Page and application data records:

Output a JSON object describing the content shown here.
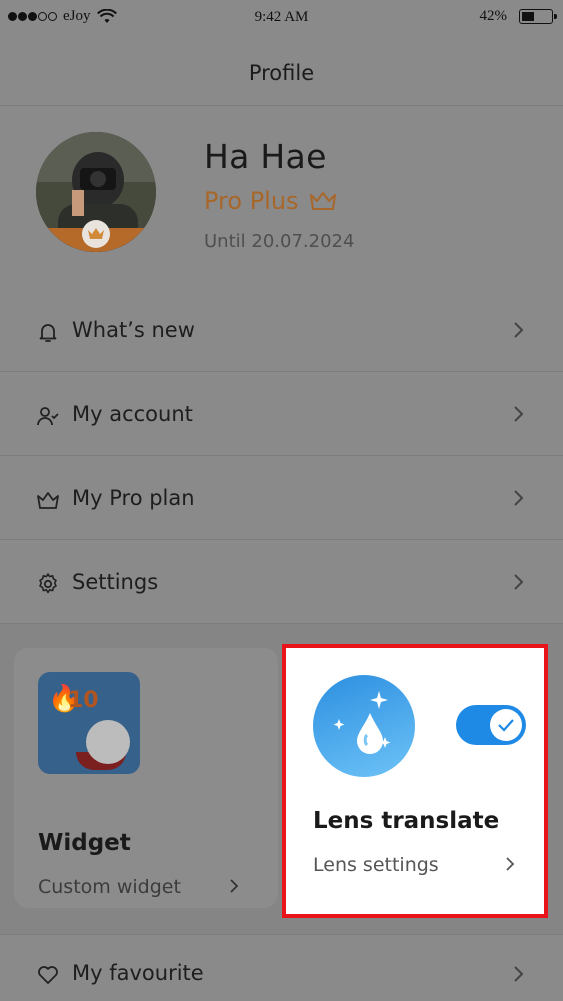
{
  "status_bar": {
    "carrier": "eJoy",
    "time": "9:42 AM",
    "battery": "42%"
  },
  "header": {
    "title": "Profile"
  },
  "profile": {
    "name": "Ha Hae",
    "plan": "Pro Plus",
    "until": "Until 20.07.2024"
  },
  "menu": {
    "items": [
      {
        "label": "What’s new",
        "icon": "bell-icon"
      },
      {
        "label": "My account",
        "icon": "user-check-icon"
      },
      {
        "label": "My Pro plan",
        "icon": "crown-outline-icon"
      },
      {
        "label": "Settings",
        "icon": "gear-icon"
      }
    ]
  },
  "cards": {
    "widget": {
      "title": "Widget",
      "subtitle": "Custom widget",
      "streak": "10"
    },
    "lens": {
      "title": "Lens translate",
      "subtitle": "Lens settings",
      "enabled": true
    }
  },
  "favourite": {
    "label": "My favourite",
    "icon": "heart-icon"
  },
  "colors": {
    "accent_blue": "#1e8ae6",
    "plan_orange": "#a8672a",
    "highlight_red": "#e8141a"
  }
}
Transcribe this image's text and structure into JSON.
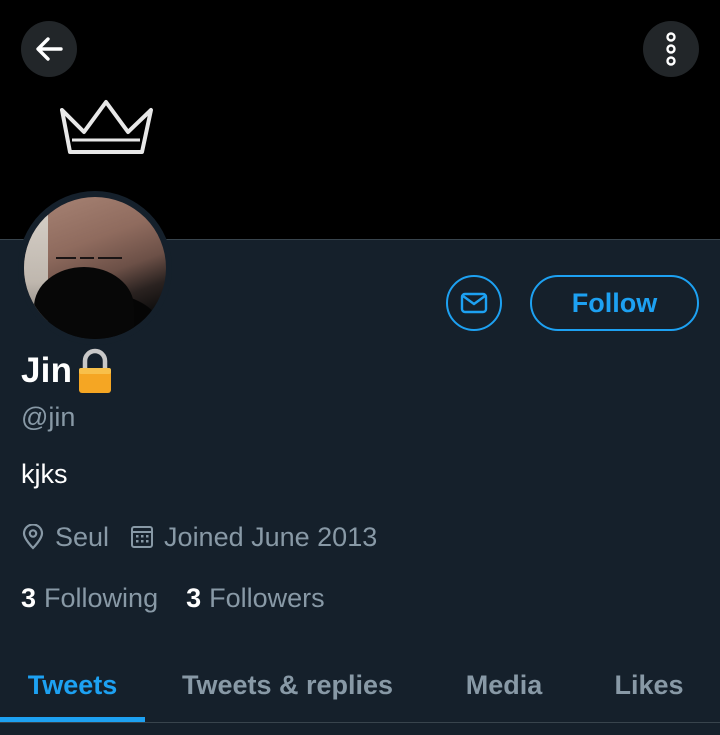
{
  "header": {
    "back_icon": "arrow-left-icon",
    "more_icon": "vertical-dots-icon"
  },
  "profile": {
    "display_name": "Jin",
    "locked_icon": "lock-icon",
    "handle": "@jin",
    "bio": "kjks",
    "location": "Seul",
    "joined": "Joined June 2013"
  },
  "actions": {
    "message_icon": "envelope-icon",
    "follow_label": "Follow"
  },
  "stats": {
    "following_count": "3",
    "following_label": "Following",
    "followers_count": "3",
    "followers_label": "Followers"
  },
  "tabs": [
    {
      "label": "Tweets",
      "active": true
    },
    {
      "label": "Tweets & replies",
      "active": false
    },
    {
      "label": "Media",
      "active": false
    },
    {
      "label": "Likes",
      "active": false
    }
  ],
  "colors": {
    "background": "#15202b",
    "accent": "#1da1f2",
    "secondary_text": "#8899a6",
    "banner": "#000000"
  }
}
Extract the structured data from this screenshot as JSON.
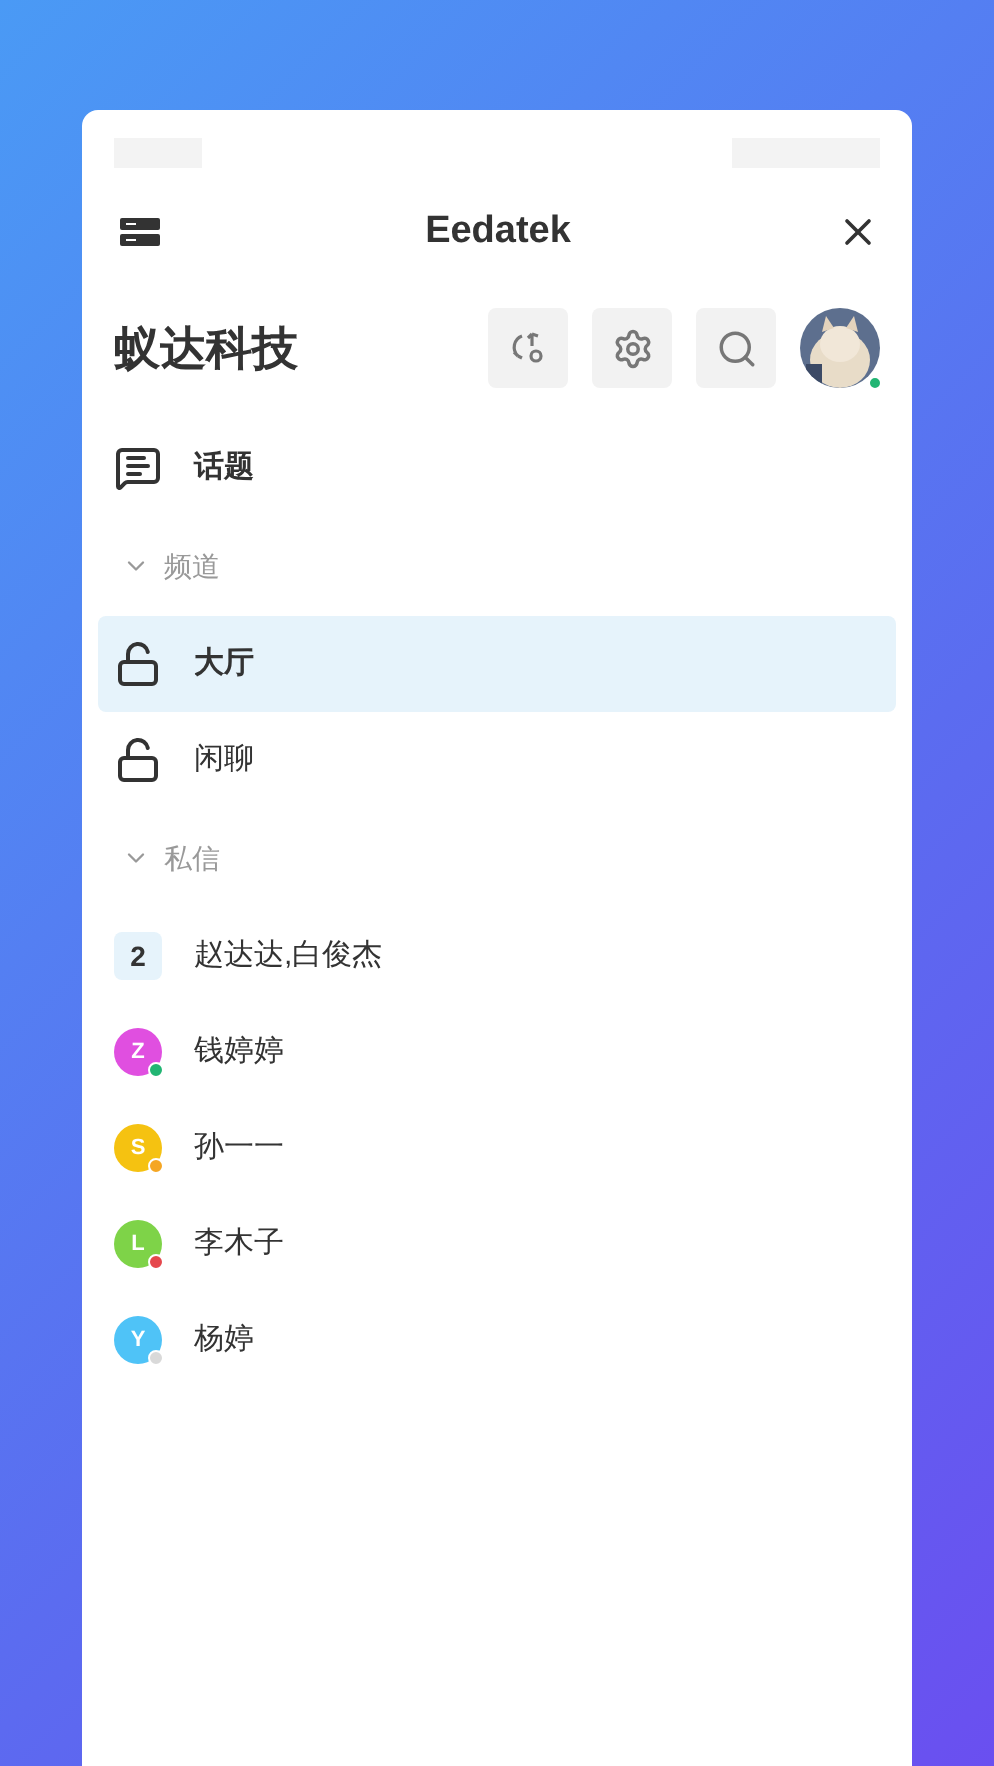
{
  "header": {
    "title": "Eedatek"
  },
  "org": {
    "name": "蚁达科技",
    "status": {
      "color": "#22b573"
    }
  },
  "topics": {
    "label": "话题",
    "selected": false
  },
  "sections": [
    {
      "label": "频道",
      "expanded": true,
      "items": [
        {
          "kind": "channel",
          "label": "大厅",
          "selected": true
        },
        {
          "kind": "channel",
          "label": "闲聊",
          "selected": false
        }
      ]
    },
    {
      "label": "私信",
      "expanded": true,
      "items": [
        {
          "kind": "group",
          "label": "赵达达,白俊杰",
          "count": "2",
          "selected": false
        },
        {
          "kind": "user",
          "label": "钱婷婷",
          "letter": "Z",
          "color": "#e04fe0",
          "status": {
            "color": "#22b573"
          },
          "selected": false
        },
        {
          "kind": "user",
          "label": "孙一一",
          "letter": "S",
          "color": "#f5c211",
          "status": {
            "color": "#f5a623"
          },
          "selected": false
        },
        {
          "kind": "user",
          "label": "李木子",
          "letter": "L",
          "color": "#7ed348",
          "status": {
            "color": "#e5484d"
          },
          "selected": false
        },
        {
          "kind": "user",
          "label": "杨婷",
          "letter": "Y",
          "color": "#4fc3f7",
          "status": {
            "color": "#d9d9d9"
          },
          "selected": false
        }
      ]
    }
  ]
}
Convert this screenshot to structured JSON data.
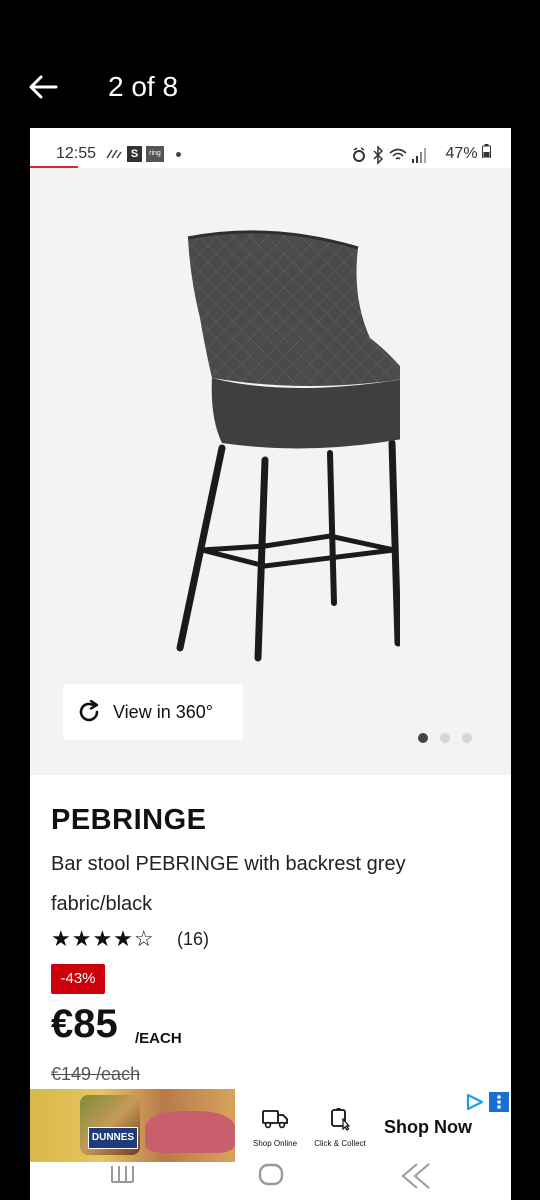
{
  "viewer": {
    "pager": "2 of 8"
  },
  "status_bar": {
    "time": "12:55",
    "s_badge": "S",
    "ring_badge": "ring",
    "battery": "47%"
  },
  "gallery": {
    "view360_label": "View in 360°",
    "dot_count": 3,
    "active_dot": 0
  },
  "product": {
    "name": "PEBRINGE",
    "description": "Bar stool PEBRINGE with backrest grey fabric/black",
    "rating": 4,
    "rating_max": 5,
    "review_count": "(16)",
    "discount": "-43%",
    "price": "€85",
    "price_unit": "/EACH",
    "old_price": "€149 /each"
  },
  "ad": {
    "brand": "DUNNES",
    "shop_online": "Shop Online",
    "click_collect": "Click & Collect",
    "cta": "Shop Now"
  },
  "colors": {
    "accent_red": "#cc0008",
    "status_underline": "#d8233a",
    "viewer_bg": "#000000"
  }
}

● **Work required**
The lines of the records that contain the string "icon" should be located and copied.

● **Your response**
        "icon": "bell-icon"
        "icon": "user-check-icon"
        "icon": "crown-outline-icon"
        "icon": "gear-icon"
    "icon": "heart-icon"
    "back_icon": "arrow-left-icon",
    "more_icon": "vertical-dots-icon"
    "locked_icon": "lock-icon",
    "message_icon": "envelope-icon",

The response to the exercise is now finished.